Auditor general calls for stronger federal action on cloud cybersecurity

OTTAWA — Government departments must do more to ensure secure storage of information in the digital cloud amid the rising threat of cyberattacks, the federal auditor general has warned.

In a report tabled in Parliament on Tuesday, Auditor General Karen Hogan said requirements were not always clear for placing information in the cloud — space the government acquires on computer servers in various data centres.

Hogan’s report said these shortcomings increase the risk of security breaches as cyberattacks become more common and sophisticated.

She urged the federal government to take immediate action to strengthen how it prevents, detects and responds to cyberattacks.

Hogan said the government should do this now, while departments are still in the early stages of moving personal information to the cloud.

The recommended action includes shoring up key security controls as well as clarifying shared roles and responsibilities for cybersecurity. In a response included with her report, the government agreed with her recommendations and listed steps it intended to take.

The Treasury Board Secretariat has directed departments to consider moving applications and databases to the cloud, meaning more personal information of Canadians is being stored there, the report noted.

The auditor general found that in the four years since this direction, there had been no long-term funding plan for cloud adoption.

“Departments need both a funding approach and costing tools to ensure that the people, expertise, skills, training, funding, and other resources they need to secure cloud-based information are available to prevent and address the greatest threats and risks,” the report said.

The government relies on several parties to work together to protect information in the cloud.

The auditor general said the Treasury Board Secretariat, Shared Services Canada, Public Services and Procurement Canada, the Communications Security Establishment and selected departments had controls to manage cybersecurity events in the cloud “but did not effectively implement them or establish and communicate clear roles and responsibilities for implementing them.”

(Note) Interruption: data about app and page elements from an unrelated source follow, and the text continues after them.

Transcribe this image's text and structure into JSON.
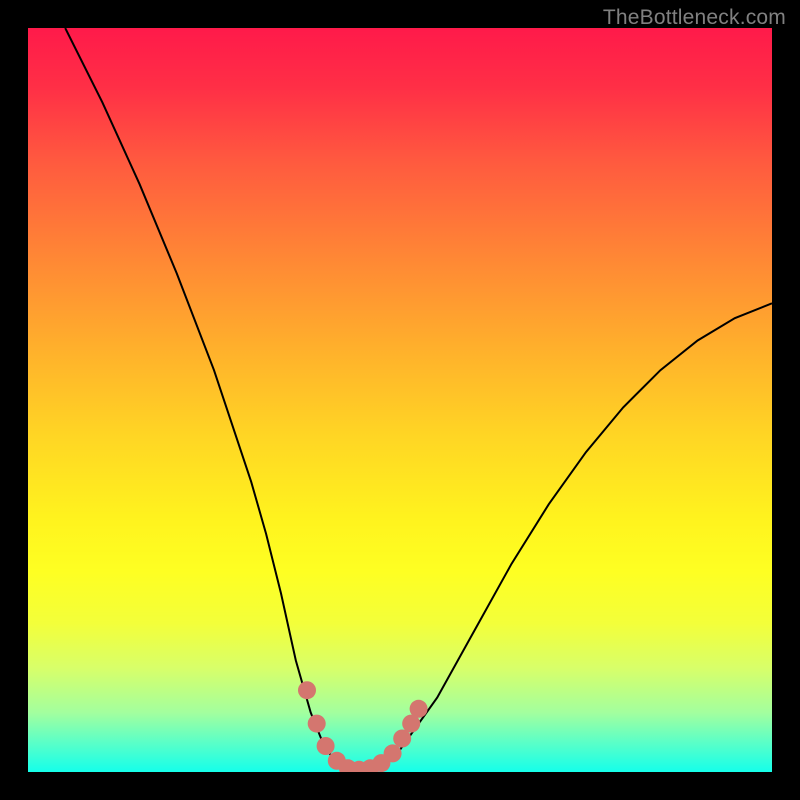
{
  "watermark": "TheBottleneck.com",
  "chart_data": {
    "type": "line",
    "title": "",
    "xlabel": "",
    "ylabel": "",
    "xlim": [
      0,
      100
    ],
    "ylim": [
      0,
      100
    ],
    "series": [
      {
        "name": "bottleneck-curve",
        "x": [
          5,
          10,
          15,
          20,
          25,
          30,
          32,
          34,
          36,
          38,
          40,
          42,
          44,
          46,
          48,
          50,
          55,
          60,
          65,
          70,
          75,
          80,
          85,
          90,
          95,
          100
        ],
        "y": [
          100,
          90,
          79,
          67,
          54,
          39,
          32,
          24,
          15,
          8,
          3,
          1,
          0,
          0,
          1,
          3,
          10,
          19,
          28,
          36,
          43,
          49,
          54,
          58,
          61,
          63
        ]
      }
    ],
    "marker_points": {
      "name": "highlight-dots",
      "x": [
        37.5,
        38.8,
        40.0,
        41.5,
        43.0,
        44.5,
        46.0,
        47.5,
        49.0,
        50.3,
        51.5,
        52.5
      ],
      "y": [
        11.0,
        6.5,
        3.5,
        1.5,
        0.5,
        0.3,
        0.5,
        1.2,
        2.5,
        4.5,
        6.5,
        8.5
      ]
    },
    "colors": {
      "curve": "#000000",
      "markers": "#d4766f",
      "gradient_top": "#ff1a4a",
      "gradient_bottom": "#15ffea"
    }
  }
}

Hogan’s team also found gaps in the way security inspections for cloud service providers were carried out. “We cannot report our findings publicly because doing so could reveal information on vulnerabilities and pose a risk to national security. Consequently, we reported them directly to Public Services and Procurement Canada.”

The contracts for cloud services put in place by Shared Services Canada and the supply arrangements established by Public Services and Procurement Canada included only limited details about providers’ obligations during security episodes, such as who should respond and how quickly, the report added.

The roles and responsibilities for cloud security are articulated in multiple documents, the auditor discovered. “As a result, we found that departments were confused about some of their roles and responsibilities.”

For example, one directive says departments are responsible for ensuring that data stored in the cloud, including sensitive and personal information, resides on servers located in Canada. But after reviewing contracts and supply arrangements, it emerged that “not all parties involved understood this.”

“Without a clear understanding of who ensures that data stored in the cloud resides in Canada, organizations risk not knowing whether personal information ends up stored in a different country and if so, whether it is subject to different (potentially inferior) privacy protection laws and security protocols.”